WORK ORDER
Please return the data word for word and leave out any picture it contains.

EXERCISE INPUT
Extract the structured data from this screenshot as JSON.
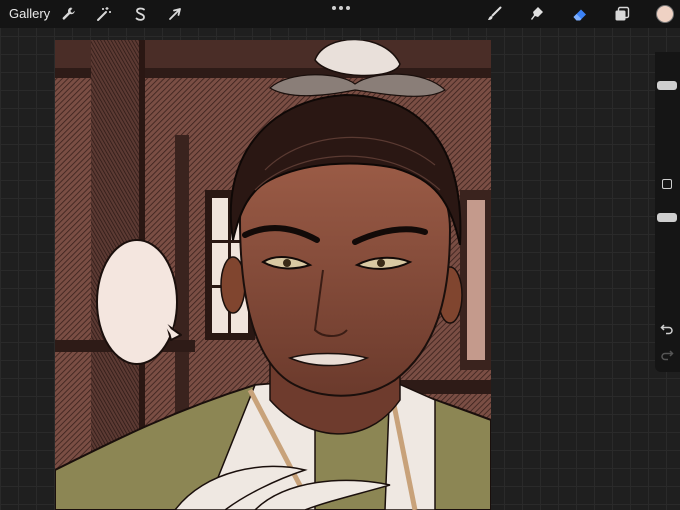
{
  "toolbar": {
    "gallery_label": "Gallery",
    "actions_icon": "wrench-icon",
    "adjustments_icon": "magic-wand-icon",
    "selection_icon": "selection-s-icon",
    "transform_icon": "arrow-cursor-icon",
    "more_icon": "ellipsis-icon",
    "brush_icon": "brush-icon",
    "smudge_icon": "smudge-icon",
    "eraser_icon": "eraser-icon",
    "layers_icon": "layers-icon",
    "current_color": "#efd2c4"
  },
  "sidebar": {
    "brush_size_level": 0.12,
    "opacity_level": 0.2,
    "undo_icon": "undo-icon",
    "redo_icon": "redo-icon"
  },
  "canvas": {
    "background_tone": "#7a4e44",
    "accent": "#c8a27a"
  }
}
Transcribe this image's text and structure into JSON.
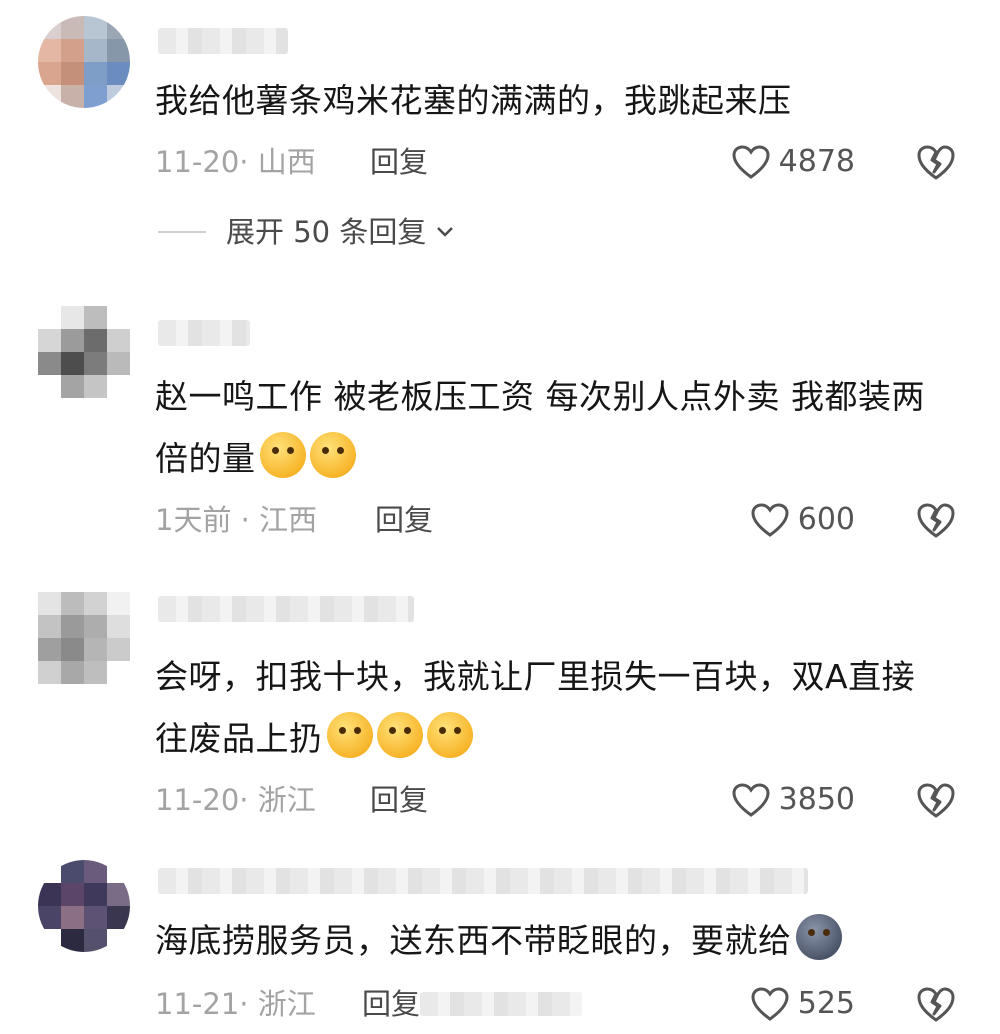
{
  "comments": [
    {
      "text": "我给他薯条鸡米花塞的满满的，我跳起来压",
      "meta": "11-20· 山西",
      "reply_label": "回复",
      "likes": "4878",
      "expand_label": "展开 50 条回复"
    },
    {
      "text": "赵一鸣工作 被老板压工资 每次别人点外卖 我都装两倍的量",
      "meta": "1天前 · 江西",
      "reply_label": "回复",
      "likes": "600"
    },
    {
      "text": "会呀，扣我十块，我就让厂里损失一百块，双A直接往废品上扔",
      "meta": "11-20· 浙江",
      "reply_label": "回复",
      "likes": "3850"
    },
    {
      "text": "海底捞服务员，送东西不带眨眼的，要就给",
      "meta": "11-21· 浙江",
      "reply_label": "回复",
      "likes": "525"
    }
  ],
  "icons": {
    "like": "heart-outline-icon",
    "dislike": "broken-heart-icon",
    "expand": "chevron-down-icon"
  },
  "colors": {
    "text": "#161616",
    "meta": "#a3a3a3",
    "action": "#4a4a4a",
    "icon": "#555555"
  }
}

ANSWER AREA
Extract the structured data from this screenshot as JSON.
{
  "toolbar": {
    "gallery_label": "Gallery",
    "actions_icon": "wrench-icon",
    "adjustments_icon": "magic-wand-icon",
    "selection_icon": "selection-s-icon",
    "transform_icon": "arrow-cursor-icon",
    "more_icon": "ellipsis-icon",
    "brush_icon": "brush-icon",
    "smudge_icon": "smudge-icon",
    "eraser_icon": "eraser-icon",
    "layers_icon": "layers-icon",
    "current_color": "#efd2c4"
  },
  "sidebar": {
    "brush_size_level": 0.12,
    "opacity_level": 0.2,
    "undo_icon": "undo-icon",
    "redo_icon": "redo-icon"
  },
  "canvas": {
    "background_tone": "#7a4e44",
    "accent": "#c8a27a"
  }
}
Transcribe this image's text and structure into JSON.
{
  "comments": [
    {
      "text": "我给他薯条鸡米花塞的满满的，我跳起来压",
      "meta": "11-20· 山西",
      "reply_label": "回复",
      "likes": "4878",
      "expand_label": "展开 50 条回复"
    },
    {
      "text": "赵一鸣工作 被老板压工资 每次别人点外卖 我都装两倍的量",
      "meta": "1天前 · 江西",
      "reply_label": "回复",
      "likes": "600"
    },
    {
      "text": "会呀，扣我十块，我就让厂里损失一百块，双A直接往废品上扔",
      "meta": "11-20· 浙江",
      "reply_label": "回复",
      "likes": "3850"
    },
    {
      "text": "海底捞服务员，送东西不带眨眼的，要就给",
      "meta": "11-21· 浙江",
      "reply_label": "回复",
      "likes": "525"
    }
  ],
  "icons": {
    "like": "heart-outline-icon",
    "dislike": "broken-heart-icon",
    "expand": "chevron-down-icon"
  },
  "colors": {
    "text": "#161616",
    "meta": "#a3a3a3",
    "action": "#4a4a4a",
    "icon": "#555555"
  }
}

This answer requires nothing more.